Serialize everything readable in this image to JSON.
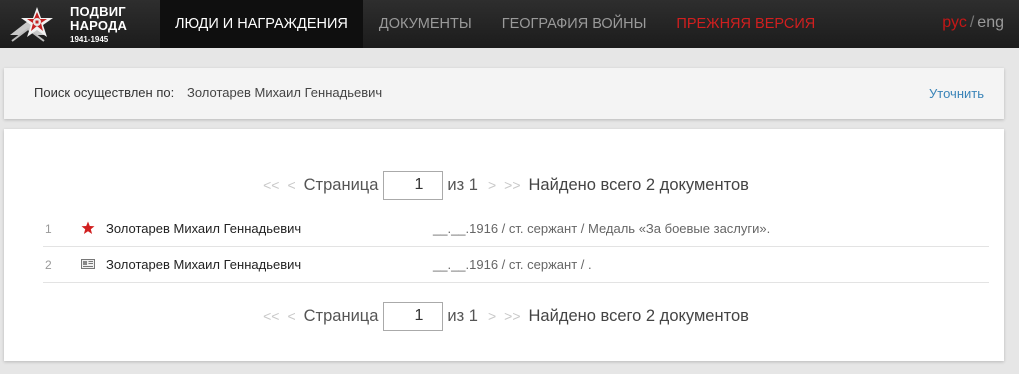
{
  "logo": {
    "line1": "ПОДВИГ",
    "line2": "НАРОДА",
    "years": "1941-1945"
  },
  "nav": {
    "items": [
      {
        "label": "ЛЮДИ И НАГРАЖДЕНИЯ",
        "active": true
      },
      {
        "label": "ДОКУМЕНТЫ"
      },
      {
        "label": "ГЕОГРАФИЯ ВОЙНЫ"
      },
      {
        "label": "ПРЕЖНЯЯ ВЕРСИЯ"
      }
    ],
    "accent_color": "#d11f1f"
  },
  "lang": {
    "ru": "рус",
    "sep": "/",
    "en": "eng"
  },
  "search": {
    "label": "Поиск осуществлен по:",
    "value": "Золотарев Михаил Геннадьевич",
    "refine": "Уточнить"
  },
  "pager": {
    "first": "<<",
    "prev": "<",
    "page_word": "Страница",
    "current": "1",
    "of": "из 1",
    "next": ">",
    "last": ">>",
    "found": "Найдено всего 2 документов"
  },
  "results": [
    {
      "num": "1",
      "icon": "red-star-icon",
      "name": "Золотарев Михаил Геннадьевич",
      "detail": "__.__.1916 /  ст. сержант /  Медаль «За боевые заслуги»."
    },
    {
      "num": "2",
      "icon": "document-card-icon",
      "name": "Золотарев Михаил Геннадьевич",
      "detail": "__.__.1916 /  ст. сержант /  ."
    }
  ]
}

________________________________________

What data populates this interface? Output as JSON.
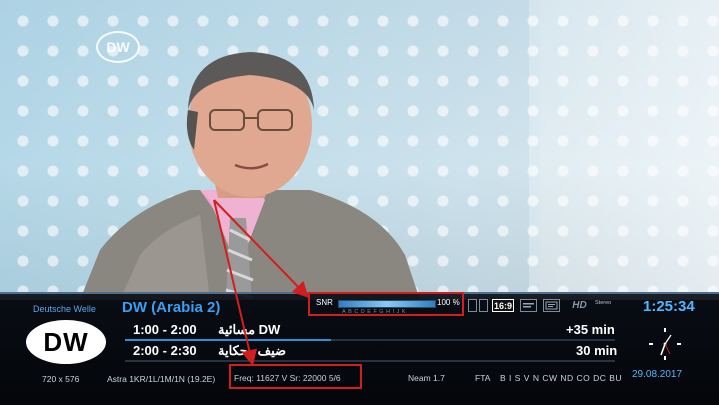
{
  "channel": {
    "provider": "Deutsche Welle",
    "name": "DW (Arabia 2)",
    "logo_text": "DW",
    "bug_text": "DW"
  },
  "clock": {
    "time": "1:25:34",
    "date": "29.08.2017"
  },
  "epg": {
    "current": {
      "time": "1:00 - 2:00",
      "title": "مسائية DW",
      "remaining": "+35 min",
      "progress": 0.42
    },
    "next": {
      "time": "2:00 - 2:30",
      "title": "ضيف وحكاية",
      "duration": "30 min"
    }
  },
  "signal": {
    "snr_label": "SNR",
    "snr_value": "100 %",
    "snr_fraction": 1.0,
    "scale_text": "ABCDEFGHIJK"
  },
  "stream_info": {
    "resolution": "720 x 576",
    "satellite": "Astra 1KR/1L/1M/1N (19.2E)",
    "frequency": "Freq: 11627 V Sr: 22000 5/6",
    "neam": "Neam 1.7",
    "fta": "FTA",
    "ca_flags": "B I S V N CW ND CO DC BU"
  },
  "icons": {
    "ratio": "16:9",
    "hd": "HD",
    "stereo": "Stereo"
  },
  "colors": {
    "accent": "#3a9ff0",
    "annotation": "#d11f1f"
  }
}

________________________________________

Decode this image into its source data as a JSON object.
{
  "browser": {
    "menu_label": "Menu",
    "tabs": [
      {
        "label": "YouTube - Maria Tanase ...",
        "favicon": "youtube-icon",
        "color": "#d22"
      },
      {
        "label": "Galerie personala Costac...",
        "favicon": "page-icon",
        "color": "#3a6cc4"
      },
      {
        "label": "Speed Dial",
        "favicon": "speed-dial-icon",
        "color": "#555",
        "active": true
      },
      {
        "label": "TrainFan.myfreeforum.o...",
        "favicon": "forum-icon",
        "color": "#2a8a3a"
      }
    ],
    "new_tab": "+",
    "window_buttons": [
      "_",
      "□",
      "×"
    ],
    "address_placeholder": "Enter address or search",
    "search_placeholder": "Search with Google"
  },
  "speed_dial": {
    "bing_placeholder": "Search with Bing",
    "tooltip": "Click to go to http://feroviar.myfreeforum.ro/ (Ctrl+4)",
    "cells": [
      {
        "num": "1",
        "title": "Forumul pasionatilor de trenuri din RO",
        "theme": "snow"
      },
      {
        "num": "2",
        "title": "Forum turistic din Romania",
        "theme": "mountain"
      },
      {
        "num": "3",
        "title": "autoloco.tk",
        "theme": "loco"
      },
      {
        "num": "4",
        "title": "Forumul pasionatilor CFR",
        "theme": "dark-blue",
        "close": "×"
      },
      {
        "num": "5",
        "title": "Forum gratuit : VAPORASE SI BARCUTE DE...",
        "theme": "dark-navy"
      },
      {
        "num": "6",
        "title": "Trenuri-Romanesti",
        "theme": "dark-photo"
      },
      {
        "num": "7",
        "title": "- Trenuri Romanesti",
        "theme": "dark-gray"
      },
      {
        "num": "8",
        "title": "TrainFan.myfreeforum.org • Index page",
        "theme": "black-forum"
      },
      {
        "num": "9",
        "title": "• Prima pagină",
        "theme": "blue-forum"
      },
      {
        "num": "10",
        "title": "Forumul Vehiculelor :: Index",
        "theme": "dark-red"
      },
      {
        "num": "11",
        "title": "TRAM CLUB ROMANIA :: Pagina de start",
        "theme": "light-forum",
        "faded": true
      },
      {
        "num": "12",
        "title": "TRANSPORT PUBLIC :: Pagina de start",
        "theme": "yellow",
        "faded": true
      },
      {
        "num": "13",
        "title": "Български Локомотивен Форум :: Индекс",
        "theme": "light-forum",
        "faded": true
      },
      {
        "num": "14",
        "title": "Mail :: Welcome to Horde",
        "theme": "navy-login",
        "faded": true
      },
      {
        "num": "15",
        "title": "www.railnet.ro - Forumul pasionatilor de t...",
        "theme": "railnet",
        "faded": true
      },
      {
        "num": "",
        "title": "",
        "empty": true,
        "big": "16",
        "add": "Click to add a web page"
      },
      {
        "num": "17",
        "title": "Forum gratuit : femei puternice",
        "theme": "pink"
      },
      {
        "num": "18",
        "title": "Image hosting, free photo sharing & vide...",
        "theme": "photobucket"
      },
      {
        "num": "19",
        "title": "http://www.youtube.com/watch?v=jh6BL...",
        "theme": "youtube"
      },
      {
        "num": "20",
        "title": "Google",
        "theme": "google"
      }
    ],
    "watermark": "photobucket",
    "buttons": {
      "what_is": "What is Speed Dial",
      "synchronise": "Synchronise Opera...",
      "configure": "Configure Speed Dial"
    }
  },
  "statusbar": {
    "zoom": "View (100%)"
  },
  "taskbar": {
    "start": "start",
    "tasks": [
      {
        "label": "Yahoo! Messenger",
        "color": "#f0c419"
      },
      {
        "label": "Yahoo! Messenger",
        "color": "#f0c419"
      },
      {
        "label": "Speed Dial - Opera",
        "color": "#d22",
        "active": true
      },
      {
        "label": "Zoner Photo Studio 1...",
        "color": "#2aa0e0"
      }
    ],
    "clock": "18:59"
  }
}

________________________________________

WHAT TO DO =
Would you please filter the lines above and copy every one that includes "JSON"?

SOLUTION TO THE EXERCISE =
Serialize everything readable in this image to JSON.
What data populates this interface? Output as JSON.
Decode this image into its source data as a JSON object.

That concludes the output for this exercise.